- [RECORDS TO USE]
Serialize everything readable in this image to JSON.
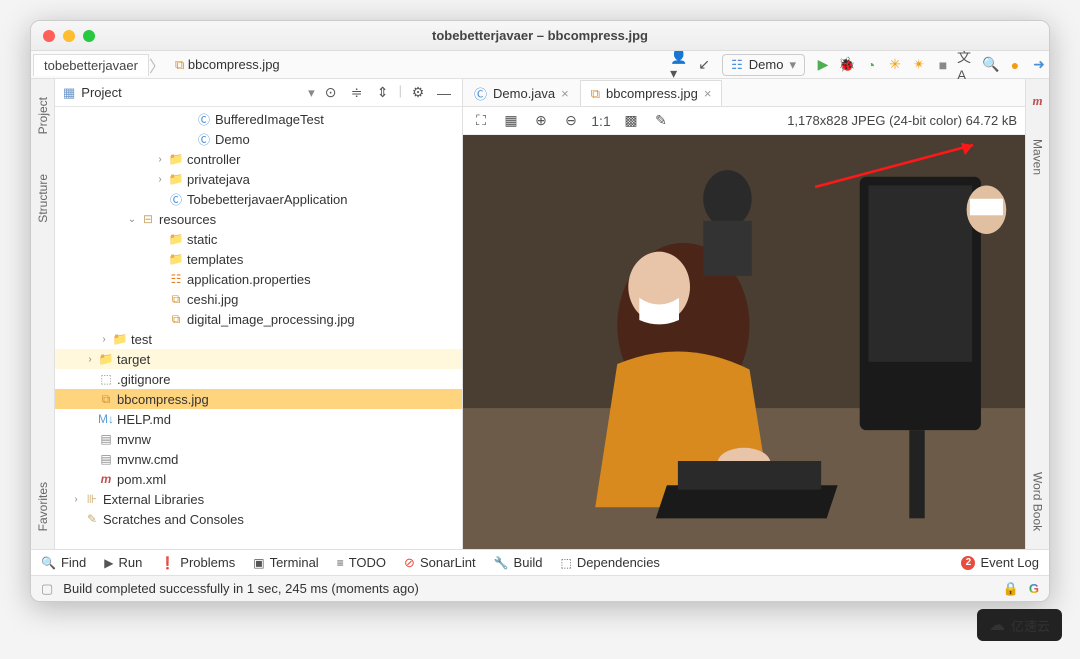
{
  "window": {
    "title": "tobebetterjavaer – bbcompress.jpg"
  },
  "breadcrumb": {
    "root": "tobebetterjavaer",
    "file": "bbcompress.jpg"
  },
  "run_config": {
    "label": "Demo"
  },
  "project_pane": {
    "title": "Project"
  },
  "tree": [
    {
      "indent": 9,
      "caret": "",
      "icon": "class",
      "label": "BufferedImageTest"
    },
    {
      "indent": 9,
      "caret": "",
      "icon": "class",
      "label": "Demo"
    },
    {
      "indent": 7,
      "caret": "›",
      "icon": "folder",
      "label": "controller"
    },
    {
      "indent": 7,
      "caret": "›",
      "icon": "folder",
      "label": "privatejava"
    },
    {
      "indent": 7,
      "caret": "",
      "icon": "class",
      "label": "TobebetterjavaerApplication"
    },
    {
      "indent": 5,
      "caret": "⌄",
      "icon": "res",
      "label": "resources"
    },
    {
      "indent": 7,
      "caret": "",
      "icon": "folder",
      "label": "static"
    },
    {
      "indent": 7,
      "caret": "",
      "icon": "folder",
      "label": "templates"
    },
    {
      "indent": 7,
      "caret": "",
      "icon": "props",
      "label": "application.properties"
    },
    {
      "indent": 7,
      "caret": "",
      "icon": "img",
      "label": "ceshi.jpg"
    },
    {
      "indent": 7,
      "caret": "",
      "icon": "img",
      "label": "digital_image_processing.jpg"
    },
    {
      "indent": 3,
      "caret": "›",
      "icon": "folder",
      "label": "test"
    },
    {
      "indent": 2,
      "caret": "›",
      "icon": "target",
      "label": "target",
      "hl": true
    },
    {
      "indent": 2,
      "caret": "",
      "icon": "git",
      "label": ".gitignore"
    },
    {
      "indent": 2,
      "caret": "",
      "icon": "img",
      "label": "bbcompress.jpg",
      "sel": true
    },
    {
      "indent": 2,
      "caret": "",
      "icon": "md",
      "label": "HELP.md"
    },
    {
      "indent": 2,
      "caret": "",
      "icon": "sh",
      "label": "mvnw"
    },
    {
      "indent": 2,
      "caret": "",
      "icon": "sh",
      "label": "mvnw.cmd"
    },
    {
      "indent": 2,
      "caret": "",
      "icon": "mvn",
      "label": "pom.xml"
    },
    {
      "indent": 1,
      "caret": "›",
      "icon": "lib",
      "label": "External Libraries"
    },
    {
      "indent": 1,
      "caret": "",
      "icon": "scratch",
      "label": "Scratches and Consoles"
    }
  ],
  "tabs": [
    {
      "label": "Demo.java",
      "active": false
    },
    {
      "label": "bbcompress.jpg",
      "active": true
    }
  ],
  "image_info": "1,178x828 JPEG (24-bit color) 64.72 kB",
  "left_tabs": [
    "Project",
    "Structure",
    "Favorites"
  ],
  "right_tabs": [
    "Maven",
    "Word Book"
  ],
  "bottom_tools": [
    {
      "icon": "🔍",
      "label": "Find"
    },
    {
      "icon": "▶",
      "label": "Run"
    },
    {
      "icon": "❗",
      "label": "Problems"
    },
    {
      "icon": "▣",
      "label": "Terminal"
    },
    {
      "icon": "≡",
      "label": "TODO"
    },
    {
      "icon": "⊘",
      "label": "SonarLint"
    },
    {
      "icon": "🔧",
      "label": "Build"
    },
    {
      "icon": "⬚",
      "label": "Dependencies"
    }
  ],
  "event_log": {
    "count": "2",
    "label": "Event Log"
  },
  "status_msg": "Build completed successfully in 1 sec, 245 ms (moments ago)",
  "watermark": "亿速云"
}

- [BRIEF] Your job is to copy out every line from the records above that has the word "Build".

- [EXERCISE ANSWER]
      "label": "Build"
  "status_msg": "Build completed successfully in 1 sec, 245 ms (moments ago)",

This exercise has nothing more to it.